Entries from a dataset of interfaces
........

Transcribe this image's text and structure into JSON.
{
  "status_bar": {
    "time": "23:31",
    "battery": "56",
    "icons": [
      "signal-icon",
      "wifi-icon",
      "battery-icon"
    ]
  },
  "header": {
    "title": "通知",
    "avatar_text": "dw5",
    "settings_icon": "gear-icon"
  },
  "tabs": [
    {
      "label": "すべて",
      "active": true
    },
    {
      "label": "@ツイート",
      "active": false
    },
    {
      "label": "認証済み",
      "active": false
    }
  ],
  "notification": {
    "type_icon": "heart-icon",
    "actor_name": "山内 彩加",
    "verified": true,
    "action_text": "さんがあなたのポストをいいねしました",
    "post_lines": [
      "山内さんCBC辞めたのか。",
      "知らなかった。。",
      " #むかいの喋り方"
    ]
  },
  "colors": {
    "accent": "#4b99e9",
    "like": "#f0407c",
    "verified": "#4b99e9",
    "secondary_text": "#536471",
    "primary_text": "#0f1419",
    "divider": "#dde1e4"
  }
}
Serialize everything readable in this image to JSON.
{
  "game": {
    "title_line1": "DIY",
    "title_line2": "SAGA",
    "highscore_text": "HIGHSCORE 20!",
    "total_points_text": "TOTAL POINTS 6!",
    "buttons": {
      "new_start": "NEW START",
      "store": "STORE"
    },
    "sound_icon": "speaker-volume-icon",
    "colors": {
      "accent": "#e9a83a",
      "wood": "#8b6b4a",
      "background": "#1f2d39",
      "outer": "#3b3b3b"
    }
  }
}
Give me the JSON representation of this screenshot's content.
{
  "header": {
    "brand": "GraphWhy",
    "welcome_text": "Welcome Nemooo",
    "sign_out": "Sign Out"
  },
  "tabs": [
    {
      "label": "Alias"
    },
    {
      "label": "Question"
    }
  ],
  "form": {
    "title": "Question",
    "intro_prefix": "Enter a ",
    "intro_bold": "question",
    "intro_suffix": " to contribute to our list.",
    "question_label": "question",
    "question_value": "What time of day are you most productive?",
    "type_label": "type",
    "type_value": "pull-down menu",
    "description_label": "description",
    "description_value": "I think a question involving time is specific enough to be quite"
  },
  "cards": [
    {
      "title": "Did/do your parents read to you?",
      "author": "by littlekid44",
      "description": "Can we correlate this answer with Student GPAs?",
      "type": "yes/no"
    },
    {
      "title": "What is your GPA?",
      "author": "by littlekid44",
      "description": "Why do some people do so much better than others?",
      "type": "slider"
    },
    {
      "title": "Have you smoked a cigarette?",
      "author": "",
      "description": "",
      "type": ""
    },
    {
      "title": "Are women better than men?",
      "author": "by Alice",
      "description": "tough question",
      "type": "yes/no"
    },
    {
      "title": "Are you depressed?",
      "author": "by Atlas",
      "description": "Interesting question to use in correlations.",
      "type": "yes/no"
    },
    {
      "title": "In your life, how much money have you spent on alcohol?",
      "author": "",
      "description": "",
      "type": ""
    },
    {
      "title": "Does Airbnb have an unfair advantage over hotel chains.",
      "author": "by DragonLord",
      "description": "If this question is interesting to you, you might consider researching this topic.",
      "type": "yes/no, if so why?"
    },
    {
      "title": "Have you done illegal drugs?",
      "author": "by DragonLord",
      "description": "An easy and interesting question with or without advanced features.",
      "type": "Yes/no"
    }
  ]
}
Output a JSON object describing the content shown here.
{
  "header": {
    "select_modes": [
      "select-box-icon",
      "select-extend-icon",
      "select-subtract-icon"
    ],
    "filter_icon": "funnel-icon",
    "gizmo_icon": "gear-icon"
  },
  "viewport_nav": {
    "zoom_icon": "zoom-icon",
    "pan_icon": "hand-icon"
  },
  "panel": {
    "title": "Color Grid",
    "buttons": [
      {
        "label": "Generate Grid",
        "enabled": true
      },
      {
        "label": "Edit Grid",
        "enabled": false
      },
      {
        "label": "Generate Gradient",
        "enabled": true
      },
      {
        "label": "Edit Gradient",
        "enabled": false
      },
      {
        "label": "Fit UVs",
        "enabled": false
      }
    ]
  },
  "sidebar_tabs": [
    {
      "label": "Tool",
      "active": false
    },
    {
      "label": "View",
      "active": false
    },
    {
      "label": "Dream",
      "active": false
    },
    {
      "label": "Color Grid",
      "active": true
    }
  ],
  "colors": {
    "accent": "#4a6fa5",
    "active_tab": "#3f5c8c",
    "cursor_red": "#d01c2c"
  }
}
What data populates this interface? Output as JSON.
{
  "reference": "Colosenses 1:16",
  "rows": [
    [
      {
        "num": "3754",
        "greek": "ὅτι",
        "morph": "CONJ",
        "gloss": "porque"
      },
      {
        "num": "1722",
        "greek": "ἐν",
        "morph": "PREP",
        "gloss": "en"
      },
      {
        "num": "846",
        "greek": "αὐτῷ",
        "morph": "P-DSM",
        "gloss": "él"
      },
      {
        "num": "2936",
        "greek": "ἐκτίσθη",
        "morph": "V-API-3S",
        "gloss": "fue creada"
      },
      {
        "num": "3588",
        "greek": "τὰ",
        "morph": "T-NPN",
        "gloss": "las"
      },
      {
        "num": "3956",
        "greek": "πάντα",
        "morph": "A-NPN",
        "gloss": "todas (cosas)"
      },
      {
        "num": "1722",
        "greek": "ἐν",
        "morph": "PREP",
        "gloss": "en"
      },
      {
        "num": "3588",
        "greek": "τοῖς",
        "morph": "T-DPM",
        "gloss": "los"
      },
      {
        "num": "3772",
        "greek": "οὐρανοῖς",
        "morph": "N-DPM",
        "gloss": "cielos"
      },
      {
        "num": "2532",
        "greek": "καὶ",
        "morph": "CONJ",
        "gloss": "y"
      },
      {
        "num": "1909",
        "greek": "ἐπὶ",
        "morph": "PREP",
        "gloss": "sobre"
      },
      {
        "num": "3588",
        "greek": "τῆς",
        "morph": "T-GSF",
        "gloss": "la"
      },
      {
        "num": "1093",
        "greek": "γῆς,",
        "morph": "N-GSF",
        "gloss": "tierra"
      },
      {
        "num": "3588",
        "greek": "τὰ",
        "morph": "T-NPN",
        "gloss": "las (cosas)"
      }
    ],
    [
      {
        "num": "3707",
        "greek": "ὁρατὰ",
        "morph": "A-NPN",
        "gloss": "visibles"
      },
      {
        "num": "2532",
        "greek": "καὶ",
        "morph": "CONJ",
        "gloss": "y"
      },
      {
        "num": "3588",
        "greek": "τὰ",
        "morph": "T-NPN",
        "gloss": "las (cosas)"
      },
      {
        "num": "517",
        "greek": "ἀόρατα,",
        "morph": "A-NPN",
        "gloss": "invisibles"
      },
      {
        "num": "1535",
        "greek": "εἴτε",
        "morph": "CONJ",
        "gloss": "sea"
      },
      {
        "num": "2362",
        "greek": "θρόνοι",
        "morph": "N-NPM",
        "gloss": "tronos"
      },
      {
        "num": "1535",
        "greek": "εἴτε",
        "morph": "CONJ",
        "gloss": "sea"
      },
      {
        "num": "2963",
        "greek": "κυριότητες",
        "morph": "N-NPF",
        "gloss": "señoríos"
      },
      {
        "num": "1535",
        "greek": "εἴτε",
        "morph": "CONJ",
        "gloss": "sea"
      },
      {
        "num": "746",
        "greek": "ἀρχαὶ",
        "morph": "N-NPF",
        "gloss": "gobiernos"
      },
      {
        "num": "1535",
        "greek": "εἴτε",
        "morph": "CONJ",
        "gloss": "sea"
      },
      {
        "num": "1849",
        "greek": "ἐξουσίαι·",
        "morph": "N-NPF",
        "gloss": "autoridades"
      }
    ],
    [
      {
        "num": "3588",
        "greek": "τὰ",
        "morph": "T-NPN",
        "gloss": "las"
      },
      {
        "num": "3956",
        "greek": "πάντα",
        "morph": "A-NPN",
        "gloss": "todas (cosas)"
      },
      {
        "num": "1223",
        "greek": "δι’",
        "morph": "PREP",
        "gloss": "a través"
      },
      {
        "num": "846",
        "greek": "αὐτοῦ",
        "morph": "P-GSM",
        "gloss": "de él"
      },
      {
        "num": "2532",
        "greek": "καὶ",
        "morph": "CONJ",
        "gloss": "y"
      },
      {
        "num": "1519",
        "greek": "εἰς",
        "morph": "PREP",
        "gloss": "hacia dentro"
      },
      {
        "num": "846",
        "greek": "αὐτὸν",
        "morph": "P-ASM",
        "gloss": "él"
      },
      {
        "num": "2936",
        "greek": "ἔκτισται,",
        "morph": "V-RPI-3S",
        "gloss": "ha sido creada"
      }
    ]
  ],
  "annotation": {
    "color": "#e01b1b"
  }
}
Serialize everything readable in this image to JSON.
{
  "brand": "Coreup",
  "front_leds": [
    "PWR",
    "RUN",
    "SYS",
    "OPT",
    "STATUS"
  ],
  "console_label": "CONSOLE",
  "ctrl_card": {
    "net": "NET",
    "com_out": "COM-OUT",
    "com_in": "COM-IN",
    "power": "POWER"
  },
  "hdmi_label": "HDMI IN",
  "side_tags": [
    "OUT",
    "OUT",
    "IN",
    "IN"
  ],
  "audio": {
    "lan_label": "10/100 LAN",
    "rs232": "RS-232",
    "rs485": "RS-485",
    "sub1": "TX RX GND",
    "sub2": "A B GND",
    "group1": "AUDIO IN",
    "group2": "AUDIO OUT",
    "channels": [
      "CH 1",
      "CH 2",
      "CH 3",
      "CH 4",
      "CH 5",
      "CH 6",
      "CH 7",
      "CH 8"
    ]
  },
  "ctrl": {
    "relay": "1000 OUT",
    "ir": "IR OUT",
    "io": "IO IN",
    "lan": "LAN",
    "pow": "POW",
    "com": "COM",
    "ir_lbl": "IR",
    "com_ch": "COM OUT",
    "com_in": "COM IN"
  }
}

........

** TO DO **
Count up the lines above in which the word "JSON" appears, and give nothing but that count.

** FINISHED TASK **
6